Ferdinand reported from Wakefield, Eggen from Washington. Staff writer Yuki Noguchi and staff researcher Lynn Davis contributed to this report.

Major Shootings In Workplace Since 1995

The following major workplace shootings preceded yesterday's killing of seven people at Edgewater Technology Inc. in Wakefield, Mass.:

* March 20, 2000: Fired employee Robert Harris, 28, fatally shot five people at a Dallas-area car wash. Harris was convicted and sentenced to death.

* Dec. 30, 1999: Authorities said housekeeper Silvio Izquierdo-Leyva, 36, fatally shot five co-workers at Tampa's Radisson Bay Harbor Hotel. He pleaded not guilty.

* Nov. 2, 1999: Copier repairman Byran Uyesugi, 40, fatally shot seven people at a Xerox Corp. facility in Honolulu. He was convicted and sentenced to life in prison.

* Aug. 5, 1999: Truck driver Alan E. Miller, 35, fatally shot two co-workers at a Pelham, Ala., office, then killed a former co-worker. Miller was convicted and sentenced to death.

* July 29, 1999: Former day trader Mark Barton, 44, killed nine people at two Atlanta brokerage offices and later committed suicide.

* March 6, 1998: Former Connecticut Lottery Corp. accountant Matthew Beck, 35, fatally shot four lottery executives, then himself.

* Dec. 18, 1997: Fired employee Arturo R. Torres, 43, killed four former co-workers at a maintenance yard in Orange, Calif., and was shot to death by police.

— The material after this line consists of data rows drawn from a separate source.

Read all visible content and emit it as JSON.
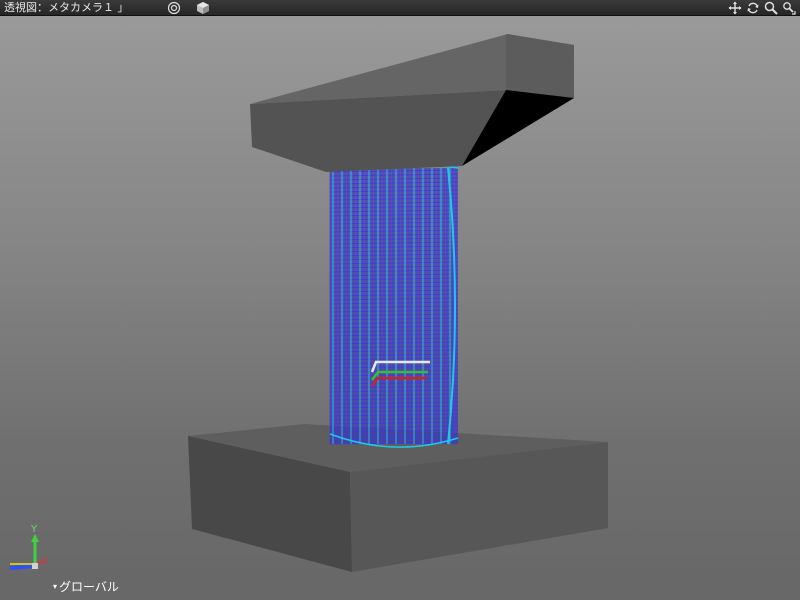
{
  "viewport": {
    "title": "透視図：メタカメラ１ 」",
    "icons": {
      "display_mode": "target-circle-icon",
      "shading": "cube-icon",
      "pan": "move-arrows-icon",
      "rotate": "rotate-icon",
      "zoom": "magnifier-icon",
      "fit": "dolly-zoom-icon"
    },
    "coord_mode": {
      "arrow": "▾",
      "label": "グローバル"
    },
    "axis_triad": {
      "y": "Y",
      "x": "X"
    }
  },
  "colors": {
    "toolbar_bg": "#2e2e2e",
    "concrete_top": "#5e5e5e",
    "concrete_side": "#545454",
    "rebar_blue": "#3a3adf",
    "rebar_cyan": "#20c8e8",
    "axis_y": "#3fd13f",
    "axis_x": "#e03030",
    "axis_z": "#3050ff"
  }
}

* Sept. 15, 1997: Fired assembly line worker Arthur H. Wise, 43, allegedly opened fire at an Aiken, S.C., parts plant, killing four. His trial is pending.

* April 24, 1996: Firefighter Kenneth Tornes killed four superiors at a Jackson, Miss., firehouse. Tornes died on death row.

* April 3, 1995: Former employee James Simpson, 28, fatally shot five people at a refinery inspection station in Corpus Christi, Tex., then killed himself.

* July 19, 1995: City electrician Willie Woods fatally shot four supervisors at C. Erwin Piper Technical Center in Los Angeles. He was sentenced to life in prison.

-- Associated Press